• _WHAT NEEDS TO BE DONE_
Where the word "upload" occurs in a line of the listing, please copy the line.
[[ GIVEN RECORDS, beginning ]]
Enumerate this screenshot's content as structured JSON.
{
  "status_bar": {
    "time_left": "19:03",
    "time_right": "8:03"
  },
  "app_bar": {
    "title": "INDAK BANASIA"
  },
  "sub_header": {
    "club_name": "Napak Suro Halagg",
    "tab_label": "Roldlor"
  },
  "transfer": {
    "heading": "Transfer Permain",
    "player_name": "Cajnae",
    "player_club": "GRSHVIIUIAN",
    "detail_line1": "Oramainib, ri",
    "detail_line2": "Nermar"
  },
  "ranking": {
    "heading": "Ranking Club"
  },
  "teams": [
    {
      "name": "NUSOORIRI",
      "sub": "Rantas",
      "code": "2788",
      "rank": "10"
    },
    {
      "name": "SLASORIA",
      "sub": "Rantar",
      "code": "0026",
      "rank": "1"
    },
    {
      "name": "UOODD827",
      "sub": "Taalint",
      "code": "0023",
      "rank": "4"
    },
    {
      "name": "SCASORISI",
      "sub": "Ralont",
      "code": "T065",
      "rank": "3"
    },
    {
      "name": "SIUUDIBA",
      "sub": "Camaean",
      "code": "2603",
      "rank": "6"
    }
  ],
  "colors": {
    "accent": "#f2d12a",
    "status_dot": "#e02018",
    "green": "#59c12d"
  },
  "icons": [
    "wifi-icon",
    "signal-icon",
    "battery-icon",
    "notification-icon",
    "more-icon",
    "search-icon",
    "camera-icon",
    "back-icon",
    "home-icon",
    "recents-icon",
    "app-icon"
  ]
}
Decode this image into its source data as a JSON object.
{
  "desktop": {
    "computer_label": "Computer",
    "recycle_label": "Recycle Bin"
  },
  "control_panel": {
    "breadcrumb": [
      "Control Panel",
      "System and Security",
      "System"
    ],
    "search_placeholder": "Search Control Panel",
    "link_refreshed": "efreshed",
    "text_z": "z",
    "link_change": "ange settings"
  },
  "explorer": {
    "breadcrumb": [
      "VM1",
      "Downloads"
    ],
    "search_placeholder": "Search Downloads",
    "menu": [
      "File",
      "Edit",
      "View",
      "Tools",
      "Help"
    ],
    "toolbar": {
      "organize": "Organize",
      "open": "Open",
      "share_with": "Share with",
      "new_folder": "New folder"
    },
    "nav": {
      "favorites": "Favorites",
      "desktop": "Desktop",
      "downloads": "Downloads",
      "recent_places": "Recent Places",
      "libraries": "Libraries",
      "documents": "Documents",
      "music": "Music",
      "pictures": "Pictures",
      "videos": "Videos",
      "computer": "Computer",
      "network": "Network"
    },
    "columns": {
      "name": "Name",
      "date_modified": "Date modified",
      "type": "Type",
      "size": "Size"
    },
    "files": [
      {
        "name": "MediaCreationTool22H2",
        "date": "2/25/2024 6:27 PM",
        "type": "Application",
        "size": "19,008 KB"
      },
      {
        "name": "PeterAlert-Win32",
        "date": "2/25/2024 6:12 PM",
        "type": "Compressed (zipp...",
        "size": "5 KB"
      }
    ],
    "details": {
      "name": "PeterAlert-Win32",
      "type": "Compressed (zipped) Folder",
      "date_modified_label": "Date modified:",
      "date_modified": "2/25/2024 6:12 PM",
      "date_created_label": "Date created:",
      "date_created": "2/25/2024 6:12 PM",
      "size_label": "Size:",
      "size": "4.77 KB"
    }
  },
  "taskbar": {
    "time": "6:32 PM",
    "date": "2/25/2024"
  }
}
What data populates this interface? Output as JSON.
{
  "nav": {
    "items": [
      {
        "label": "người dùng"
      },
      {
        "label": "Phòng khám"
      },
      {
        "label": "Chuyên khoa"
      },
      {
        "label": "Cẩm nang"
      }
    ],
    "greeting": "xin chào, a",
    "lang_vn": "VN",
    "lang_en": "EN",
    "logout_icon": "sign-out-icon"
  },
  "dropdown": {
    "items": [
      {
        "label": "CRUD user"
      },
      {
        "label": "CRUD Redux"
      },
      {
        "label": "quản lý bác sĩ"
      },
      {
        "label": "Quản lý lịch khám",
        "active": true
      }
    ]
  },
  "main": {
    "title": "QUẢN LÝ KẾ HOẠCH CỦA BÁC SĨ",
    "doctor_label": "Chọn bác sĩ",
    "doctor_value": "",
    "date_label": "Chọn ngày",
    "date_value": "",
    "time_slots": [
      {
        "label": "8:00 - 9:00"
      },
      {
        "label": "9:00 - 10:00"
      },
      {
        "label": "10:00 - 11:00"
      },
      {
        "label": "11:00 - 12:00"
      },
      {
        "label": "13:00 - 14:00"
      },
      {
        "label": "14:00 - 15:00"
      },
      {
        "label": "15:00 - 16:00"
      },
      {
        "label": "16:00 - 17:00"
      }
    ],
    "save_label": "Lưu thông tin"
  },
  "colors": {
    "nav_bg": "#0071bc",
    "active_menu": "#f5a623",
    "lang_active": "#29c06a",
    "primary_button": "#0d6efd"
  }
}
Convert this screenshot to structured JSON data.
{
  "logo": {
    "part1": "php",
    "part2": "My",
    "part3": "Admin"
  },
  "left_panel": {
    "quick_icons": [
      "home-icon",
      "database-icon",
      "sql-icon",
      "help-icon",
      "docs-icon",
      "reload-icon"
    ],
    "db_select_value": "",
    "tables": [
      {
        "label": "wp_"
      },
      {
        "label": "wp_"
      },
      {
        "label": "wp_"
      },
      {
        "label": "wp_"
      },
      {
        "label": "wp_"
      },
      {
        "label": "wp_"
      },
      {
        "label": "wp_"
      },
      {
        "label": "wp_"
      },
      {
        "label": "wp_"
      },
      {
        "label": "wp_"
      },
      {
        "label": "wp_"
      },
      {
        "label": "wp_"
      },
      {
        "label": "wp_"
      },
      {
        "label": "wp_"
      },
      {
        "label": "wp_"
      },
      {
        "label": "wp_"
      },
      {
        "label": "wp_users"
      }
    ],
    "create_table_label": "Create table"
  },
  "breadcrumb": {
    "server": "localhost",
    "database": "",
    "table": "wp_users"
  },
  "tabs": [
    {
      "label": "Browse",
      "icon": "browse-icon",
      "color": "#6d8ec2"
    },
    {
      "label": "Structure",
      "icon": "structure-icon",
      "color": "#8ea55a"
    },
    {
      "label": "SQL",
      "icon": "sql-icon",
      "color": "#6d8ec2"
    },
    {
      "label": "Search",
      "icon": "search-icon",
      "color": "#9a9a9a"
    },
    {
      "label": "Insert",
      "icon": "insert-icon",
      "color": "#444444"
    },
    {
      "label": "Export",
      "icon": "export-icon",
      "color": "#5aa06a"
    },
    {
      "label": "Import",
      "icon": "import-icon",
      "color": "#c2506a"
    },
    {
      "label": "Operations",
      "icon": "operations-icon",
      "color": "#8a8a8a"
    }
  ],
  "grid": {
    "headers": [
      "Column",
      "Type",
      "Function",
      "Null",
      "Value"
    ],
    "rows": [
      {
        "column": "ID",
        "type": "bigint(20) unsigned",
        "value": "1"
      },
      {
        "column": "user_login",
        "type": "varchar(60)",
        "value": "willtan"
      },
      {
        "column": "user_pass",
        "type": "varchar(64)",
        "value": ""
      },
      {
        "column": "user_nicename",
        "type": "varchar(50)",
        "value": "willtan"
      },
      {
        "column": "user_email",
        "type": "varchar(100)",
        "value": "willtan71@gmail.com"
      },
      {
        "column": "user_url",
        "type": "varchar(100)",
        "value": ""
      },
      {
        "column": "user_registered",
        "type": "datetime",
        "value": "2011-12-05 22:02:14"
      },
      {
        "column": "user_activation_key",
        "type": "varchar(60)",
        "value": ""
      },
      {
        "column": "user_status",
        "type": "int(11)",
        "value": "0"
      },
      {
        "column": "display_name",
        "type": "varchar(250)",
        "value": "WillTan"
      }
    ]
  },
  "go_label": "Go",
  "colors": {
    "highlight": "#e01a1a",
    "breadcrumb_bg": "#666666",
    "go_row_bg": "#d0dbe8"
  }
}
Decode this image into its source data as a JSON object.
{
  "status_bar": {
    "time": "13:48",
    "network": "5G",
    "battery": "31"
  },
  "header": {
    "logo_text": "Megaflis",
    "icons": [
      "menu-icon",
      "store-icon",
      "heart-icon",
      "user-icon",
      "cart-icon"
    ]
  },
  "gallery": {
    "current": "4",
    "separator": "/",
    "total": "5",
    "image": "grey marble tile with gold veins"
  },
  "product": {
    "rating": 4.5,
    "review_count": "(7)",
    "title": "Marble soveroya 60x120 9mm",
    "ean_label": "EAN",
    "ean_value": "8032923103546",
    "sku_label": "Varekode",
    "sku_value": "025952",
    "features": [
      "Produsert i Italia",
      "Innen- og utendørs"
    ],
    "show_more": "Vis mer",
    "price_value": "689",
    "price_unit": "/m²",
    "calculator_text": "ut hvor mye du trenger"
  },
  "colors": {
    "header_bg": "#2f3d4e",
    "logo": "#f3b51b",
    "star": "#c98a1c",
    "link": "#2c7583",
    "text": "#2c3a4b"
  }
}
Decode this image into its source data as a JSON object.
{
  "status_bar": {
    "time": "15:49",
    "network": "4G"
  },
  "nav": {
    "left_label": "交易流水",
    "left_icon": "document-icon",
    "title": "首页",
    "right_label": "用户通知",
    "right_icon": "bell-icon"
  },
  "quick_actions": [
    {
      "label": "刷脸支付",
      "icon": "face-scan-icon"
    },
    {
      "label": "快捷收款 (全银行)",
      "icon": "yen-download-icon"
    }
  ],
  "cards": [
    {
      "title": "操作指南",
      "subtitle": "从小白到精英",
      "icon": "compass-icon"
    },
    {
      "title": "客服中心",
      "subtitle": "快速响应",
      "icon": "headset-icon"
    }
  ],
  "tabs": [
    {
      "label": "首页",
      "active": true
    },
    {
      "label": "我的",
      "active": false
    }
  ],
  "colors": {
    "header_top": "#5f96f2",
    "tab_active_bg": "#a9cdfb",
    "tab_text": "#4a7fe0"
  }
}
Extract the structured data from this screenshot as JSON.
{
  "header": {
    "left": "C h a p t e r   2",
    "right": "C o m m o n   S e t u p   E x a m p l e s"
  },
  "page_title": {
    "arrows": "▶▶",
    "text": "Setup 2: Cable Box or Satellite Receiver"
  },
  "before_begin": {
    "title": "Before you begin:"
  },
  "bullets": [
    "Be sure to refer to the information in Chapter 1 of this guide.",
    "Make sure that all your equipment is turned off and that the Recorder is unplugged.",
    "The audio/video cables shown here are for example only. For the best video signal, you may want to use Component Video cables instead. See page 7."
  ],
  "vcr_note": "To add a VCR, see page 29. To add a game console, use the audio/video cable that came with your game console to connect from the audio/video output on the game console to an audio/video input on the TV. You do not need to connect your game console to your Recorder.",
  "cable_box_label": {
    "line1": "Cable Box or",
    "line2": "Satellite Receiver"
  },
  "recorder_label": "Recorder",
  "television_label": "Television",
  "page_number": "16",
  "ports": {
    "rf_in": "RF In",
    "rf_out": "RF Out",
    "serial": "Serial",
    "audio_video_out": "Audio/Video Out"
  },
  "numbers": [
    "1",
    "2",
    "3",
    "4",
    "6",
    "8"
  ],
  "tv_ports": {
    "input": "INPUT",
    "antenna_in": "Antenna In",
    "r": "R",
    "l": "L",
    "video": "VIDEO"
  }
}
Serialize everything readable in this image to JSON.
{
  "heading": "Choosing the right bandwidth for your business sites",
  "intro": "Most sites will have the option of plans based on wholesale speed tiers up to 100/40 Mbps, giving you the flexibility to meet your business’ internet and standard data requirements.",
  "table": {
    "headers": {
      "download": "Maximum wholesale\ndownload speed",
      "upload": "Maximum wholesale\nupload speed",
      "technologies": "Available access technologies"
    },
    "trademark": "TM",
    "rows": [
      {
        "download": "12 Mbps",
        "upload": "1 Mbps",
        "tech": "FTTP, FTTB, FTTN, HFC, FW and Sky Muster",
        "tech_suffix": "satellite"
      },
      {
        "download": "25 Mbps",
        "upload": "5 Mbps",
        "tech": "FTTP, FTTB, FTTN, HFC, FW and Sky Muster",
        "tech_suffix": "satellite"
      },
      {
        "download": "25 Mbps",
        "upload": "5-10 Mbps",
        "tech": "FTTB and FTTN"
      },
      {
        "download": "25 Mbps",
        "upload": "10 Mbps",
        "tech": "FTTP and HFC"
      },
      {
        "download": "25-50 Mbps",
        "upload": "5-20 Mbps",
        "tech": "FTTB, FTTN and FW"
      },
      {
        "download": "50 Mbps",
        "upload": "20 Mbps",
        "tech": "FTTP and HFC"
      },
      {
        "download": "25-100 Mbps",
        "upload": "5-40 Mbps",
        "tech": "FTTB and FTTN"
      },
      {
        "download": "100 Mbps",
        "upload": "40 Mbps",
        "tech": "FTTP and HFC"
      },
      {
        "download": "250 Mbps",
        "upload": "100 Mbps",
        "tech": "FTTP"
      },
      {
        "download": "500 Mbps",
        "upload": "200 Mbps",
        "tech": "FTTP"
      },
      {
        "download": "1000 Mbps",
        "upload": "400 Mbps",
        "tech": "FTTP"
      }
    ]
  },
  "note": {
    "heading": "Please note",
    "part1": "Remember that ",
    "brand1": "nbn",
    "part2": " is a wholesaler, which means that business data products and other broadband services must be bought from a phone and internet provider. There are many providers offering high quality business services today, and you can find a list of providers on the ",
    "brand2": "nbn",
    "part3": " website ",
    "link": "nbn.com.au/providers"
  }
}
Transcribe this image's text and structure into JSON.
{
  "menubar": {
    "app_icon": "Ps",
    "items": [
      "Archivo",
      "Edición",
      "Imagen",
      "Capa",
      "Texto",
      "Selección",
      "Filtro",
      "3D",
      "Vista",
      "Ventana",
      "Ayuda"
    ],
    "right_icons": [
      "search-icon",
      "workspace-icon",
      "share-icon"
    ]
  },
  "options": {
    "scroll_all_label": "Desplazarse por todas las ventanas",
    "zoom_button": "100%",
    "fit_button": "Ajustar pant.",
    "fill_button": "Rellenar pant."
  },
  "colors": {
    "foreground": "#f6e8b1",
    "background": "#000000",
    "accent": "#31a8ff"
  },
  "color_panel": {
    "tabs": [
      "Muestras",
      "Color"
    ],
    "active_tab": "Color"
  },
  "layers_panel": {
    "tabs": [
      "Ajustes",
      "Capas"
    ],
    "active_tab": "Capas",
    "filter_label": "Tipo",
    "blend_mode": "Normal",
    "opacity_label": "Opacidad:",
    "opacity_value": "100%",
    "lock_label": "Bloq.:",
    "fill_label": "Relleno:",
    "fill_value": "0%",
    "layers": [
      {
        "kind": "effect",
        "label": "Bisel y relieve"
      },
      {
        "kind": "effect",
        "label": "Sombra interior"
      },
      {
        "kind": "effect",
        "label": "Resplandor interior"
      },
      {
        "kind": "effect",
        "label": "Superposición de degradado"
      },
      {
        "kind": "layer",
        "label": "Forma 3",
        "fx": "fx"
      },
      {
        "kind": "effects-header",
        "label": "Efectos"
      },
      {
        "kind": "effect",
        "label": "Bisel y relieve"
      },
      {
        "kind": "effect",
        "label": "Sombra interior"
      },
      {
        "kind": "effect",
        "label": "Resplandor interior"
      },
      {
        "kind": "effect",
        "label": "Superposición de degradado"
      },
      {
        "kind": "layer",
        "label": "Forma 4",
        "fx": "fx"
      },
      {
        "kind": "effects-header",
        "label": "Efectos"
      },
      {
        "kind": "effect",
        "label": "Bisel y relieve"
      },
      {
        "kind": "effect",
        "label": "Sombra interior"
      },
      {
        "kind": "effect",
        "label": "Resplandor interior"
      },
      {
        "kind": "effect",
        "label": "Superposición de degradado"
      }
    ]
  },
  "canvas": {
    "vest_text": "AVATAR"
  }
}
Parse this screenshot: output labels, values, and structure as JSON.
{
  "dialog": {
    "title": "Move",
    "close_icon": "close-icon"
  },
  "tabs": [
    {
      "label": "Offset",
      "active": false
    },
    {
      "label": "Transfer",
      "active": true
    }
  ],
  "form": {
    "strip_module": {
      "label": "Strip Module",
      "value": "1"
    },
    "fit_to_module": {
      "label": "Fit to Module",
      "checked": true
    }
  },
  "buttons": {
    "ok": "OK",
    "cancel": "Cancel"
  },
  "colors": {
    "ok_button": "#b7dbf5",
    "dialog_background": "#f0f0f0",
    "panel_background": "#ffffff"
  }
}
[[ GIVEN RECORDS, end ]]
• _RESPONSE BOX_
      "upload": "Maximum wholesale\nupload speed",
        "upload": "1 Mbps",
        "upload": "5 Mbps",
        "upload": "5-10 Mbps",
        "upload": "10 Mbps",
        "upload": "5-20 Mbps",
        "upload": "20 Mbps",
        "upload": "5-40 Mbps",
        "upload": "40 Mbps",
        "upload": "100 Mbps",
        "upload": "200 Mbps",
        "upload": "400 Mbps",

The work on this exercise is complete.